Across the Spanish-speaking world on January 6, families and communities came together to celebrate the Día de los Reyes Magos—Three Kings’ Day, also known as Epiphany. In many Hispanic cultures, this day, rather than Christmas, is the main gift-giving occasion of the holiday season. Rather than Santa, the Three Wise Men bring toys and sweets to the children.
Unless those children are in Cuba.
On the communist-ruled island, religious celebrations were banned for decades and have only recently, grudgingly, been permitted under close regime scrutiny. Three Kings’ Day celebrations are still viewed by the regime with intense suspicion.
Thankfully, the Three Wise Men have some help in bringing their gifts to the children of Cuba: a network of free-minded activists both in and outside of Cuba. Every year, opposition movements on the island work together with Cuban-American advocacy organizations to raise funds and surreptitiously purchase toys for distribution—all without being discovered by the regime.
How do they do it? Dissident spoke to Elisa Cantero, a Special Programs Assistant at the Cuban American National Foundation (CANF), one of the organizations that helps sponsor Three Kings’ Day celebrations in Cuba, who outlined their annual strategy. Because of the difficulty in smuggling American toys into Cuba directly, CANF sends money: $10 per child. “Once they receive the money, our partners buy the toys over several days so the vendor or the regime do not become suspicious,” Cantero explains. “Then, our partners usually organize some type of celebration for the children where they teach the history of the Three Kings, distribute the toys, and celebrate this special tradition.”
Unfortunately, CANF and its partners—including the Sakharov Prize-winning dissident group known as the Ladies in White—are not always successful in keeping their holiday preparations confidential.
“Every year we hear testimonies of partners being arrested, money and toys being stolen, celebrations being shut down. Thus far, we have had a total of $700 stolen from our on-island partners. Last year, government officials entered a partner’s home with weapons during a Three Kings celebration and confiscated all the toys from the children.”
“This is the type of oppression and tyranny we deal with,” laments Cantero.

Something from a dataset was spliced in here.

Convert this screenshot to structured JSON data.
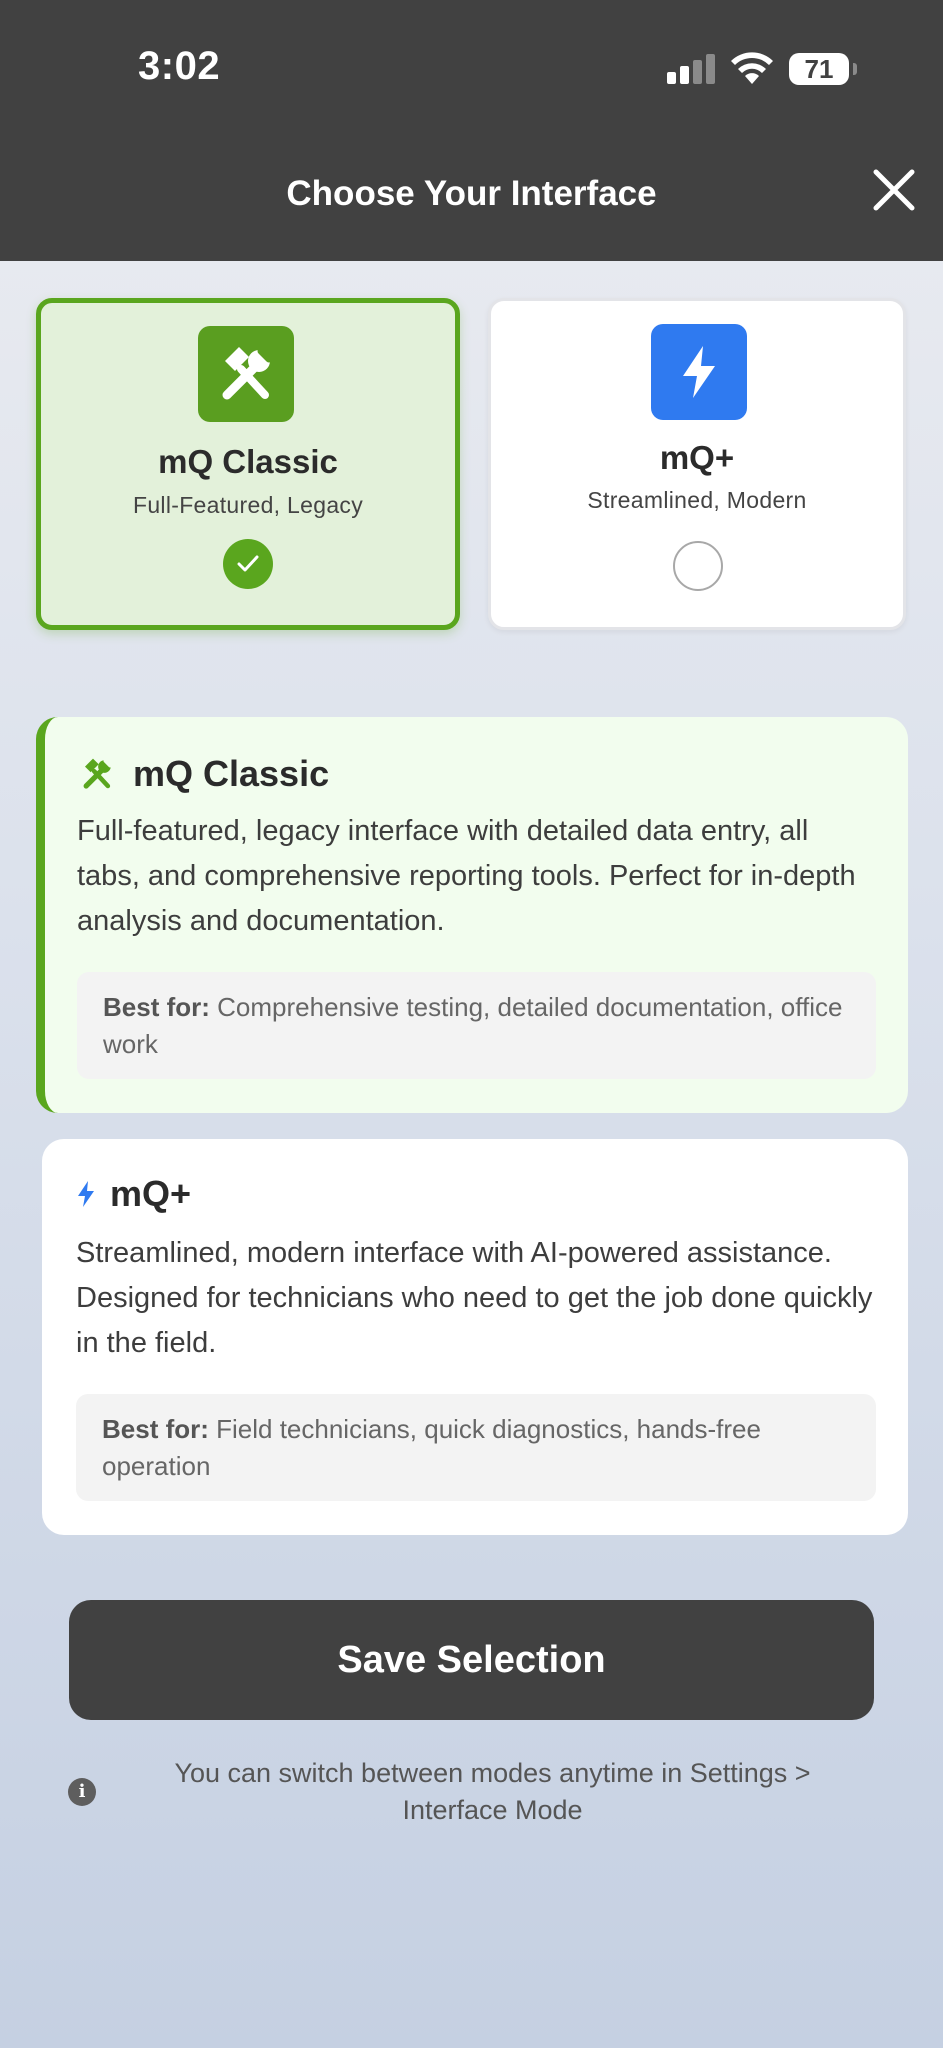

State security officials will frequently ambush activists outside of Western Union offices, where they go to withdraw the transmitted funds, Cantero adds.

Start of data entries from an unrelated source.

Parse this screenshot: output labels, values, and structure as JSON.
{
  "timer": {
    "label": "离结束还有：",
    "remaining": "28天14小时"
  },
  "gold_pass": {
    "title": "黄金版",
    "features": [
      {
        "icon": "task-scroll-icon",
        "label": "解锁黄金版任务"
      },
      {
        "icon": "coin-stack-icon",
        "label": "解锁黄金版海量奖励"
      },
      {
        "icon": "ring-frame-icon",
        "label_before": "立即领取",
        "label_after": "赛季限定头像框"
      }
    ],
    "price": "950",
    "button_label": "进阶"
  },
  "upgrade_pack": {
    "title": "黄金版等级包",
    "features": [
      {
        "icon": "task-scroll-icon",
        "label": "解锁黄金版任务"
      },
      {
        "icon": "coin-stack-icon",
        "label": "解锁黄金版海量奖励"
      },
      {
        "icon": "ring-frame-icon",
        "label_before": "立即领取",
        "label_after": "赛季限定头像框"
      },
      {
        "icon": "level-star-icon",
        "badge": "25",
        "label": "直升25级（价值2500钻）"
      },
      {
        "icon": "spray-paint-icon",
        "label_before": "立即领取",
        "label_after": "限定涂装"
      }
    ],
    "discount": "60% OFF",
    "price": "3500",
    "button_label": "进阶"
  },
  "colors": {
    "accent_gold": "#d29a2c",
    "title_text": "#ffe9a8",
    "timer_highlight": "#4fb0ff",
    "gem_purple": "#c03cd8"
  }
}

“It is not just about food and toys,” Yuri Pérez, a Latin America expert at the human rights advocacy group Freedom House, told Dissident. “but the fact that it is not the regime’s distribution operation. Thus, it can’t be allowed. The Castros have been able to hold power for decades because of their brutal repression against any independent enterprises. Although this kind of activity seems—and is—very innocent, the regime considers any independent civil society organization’s activities to be a threat.”

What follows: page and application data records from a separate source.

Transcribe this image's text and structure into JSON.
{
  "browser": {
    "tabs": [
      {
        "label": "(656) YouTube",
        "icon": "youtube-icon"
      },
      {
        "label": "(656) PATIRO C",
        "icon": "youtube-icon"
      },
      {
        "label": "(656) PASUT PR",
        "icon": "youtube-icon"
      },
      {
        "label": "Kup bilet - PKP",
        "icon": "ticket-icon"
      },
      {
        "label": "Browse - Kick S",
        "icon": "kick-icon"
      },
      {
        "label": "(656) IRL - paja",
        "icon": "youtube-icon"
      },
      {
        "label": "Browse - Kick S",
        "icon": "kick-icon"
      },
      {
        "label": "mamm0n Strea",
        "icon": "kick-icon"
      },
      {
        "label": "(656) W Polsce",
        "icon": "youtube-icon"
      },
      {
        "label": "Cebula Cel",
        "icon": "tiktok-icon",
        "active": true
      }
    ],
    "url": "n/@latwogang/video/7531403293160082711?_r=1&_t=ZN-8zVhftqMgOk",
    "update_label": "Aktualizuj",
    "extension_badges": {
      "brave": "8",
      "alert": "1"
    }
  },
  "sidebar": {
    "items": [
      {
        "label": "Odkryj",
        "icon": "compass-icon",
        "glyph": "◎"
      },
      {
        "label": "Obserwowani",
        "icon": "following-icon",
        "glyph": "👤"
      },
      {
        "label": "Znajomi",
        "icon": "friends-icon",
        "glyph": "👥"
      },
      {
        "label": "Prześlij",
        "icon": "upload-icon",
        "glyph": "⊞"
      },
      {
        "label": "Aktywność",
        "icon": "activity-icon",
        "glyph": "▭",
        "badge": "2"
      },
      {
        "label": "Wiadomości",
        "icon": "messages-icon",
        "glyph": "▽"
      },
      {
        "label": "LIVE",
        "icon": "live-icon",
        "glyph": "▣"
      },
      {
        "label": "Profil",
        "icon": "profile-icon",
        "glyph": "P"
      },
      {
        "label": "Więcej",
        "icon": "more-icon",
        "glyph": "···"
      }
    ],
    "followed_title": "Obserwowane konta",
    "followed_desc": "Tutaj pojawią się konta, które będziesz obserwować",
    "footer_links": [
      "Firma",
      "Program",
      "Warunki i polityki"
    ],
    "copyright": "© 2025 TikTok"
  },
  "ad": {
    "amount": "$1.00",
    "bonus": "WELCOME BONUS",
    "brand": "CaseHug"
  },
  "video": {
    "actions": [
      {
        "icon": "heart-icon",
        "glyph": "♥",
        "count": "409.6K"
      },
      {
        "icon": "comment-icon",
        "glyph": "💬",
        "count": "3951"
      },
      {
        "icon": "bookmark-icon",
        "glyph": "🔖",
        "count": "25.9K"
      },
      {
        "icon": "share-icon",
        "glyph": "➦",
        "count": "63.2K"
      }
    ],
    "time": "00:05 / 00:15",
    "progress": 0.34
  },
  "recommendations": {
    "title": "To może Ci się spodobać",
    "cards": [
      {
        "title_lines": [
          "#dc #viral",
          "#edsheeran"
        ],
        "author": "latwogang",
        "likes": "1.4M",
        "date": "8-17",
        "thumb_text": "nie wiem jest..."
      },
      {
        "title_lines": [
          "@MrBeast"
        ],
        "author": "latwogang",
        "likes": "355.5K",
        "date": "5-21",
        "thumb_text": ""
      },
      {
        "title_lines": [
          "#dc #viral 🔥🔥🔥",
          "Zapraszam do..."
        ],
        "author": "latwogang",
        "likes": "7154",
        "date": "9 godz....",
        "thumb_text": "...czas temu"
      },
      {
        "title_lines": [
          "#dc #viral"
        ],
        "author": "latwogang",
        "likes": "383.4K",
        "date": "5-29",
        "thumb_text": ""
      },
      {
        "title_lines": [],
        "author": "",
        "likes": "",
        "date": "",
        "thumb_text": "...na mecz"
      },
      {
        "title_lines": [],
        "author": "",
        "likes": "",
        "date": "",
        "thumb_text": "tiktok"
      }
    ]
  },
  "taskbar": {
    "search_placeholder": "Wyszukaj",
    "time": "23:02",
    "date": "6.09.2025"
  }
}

In the runup to the holiday, the repression intensified. Lourdes Esquivel, a member of the Ladies in White, was detained on January 5 and her home was raided. “The regime has tried to stop the children from having this little bit of happiness. I’ve been in the capital since Wednesday, and, up until today, the children have been asking us, in front of state security, if we were going to give away toys,” Esquivel told Diario de Cuba.
This weekend, black-bereted state security officers broke into the home of Vladimir Martín Castellanos, a local coordinator for the Patriotic Union of Cuba (UNPACU), at 5:00 a.m. on the morning of the planned celebration. “They took all the toys, sodas, candies, a stereo that I had borrowed for the party we had planned,” Castellanos reported to Martí Noticias. “The party was scheduled for 2:00 p.m. and about 70 children had been invited.”
The homes of Caridad Burunate and other Ladies were effectively “besieged” throughout the day by the police. Other opposition figures, like Nelson Acosta and Felix Navarro of the Pedro Luis Boitel Party, were arrested as well.
Nevertheless, some gatherings were still held successfully—Elisa Cantero provides a series of photos of smiling children in party hats enjoying their candies and newly-donated toys. Most are too young to understand the courage displayed by those who face harassment, imprisonment, and assault to organize such festivities.
There is no shortage of activities that can bring one under the baleful scrutiny of the Castro regime’s state security apparatus. Painting, singing punk rock, organizing non-government labor unions, advocating for the building of a new school, walking to Mass dressed in white, and distributing food to the poor—to name but a few—are all suspicious enough to draw the attention of the regime’s many enforcers throughout Cuba. Stunningly, giving gifts to children on a Christmas holiday can be added to the list as well.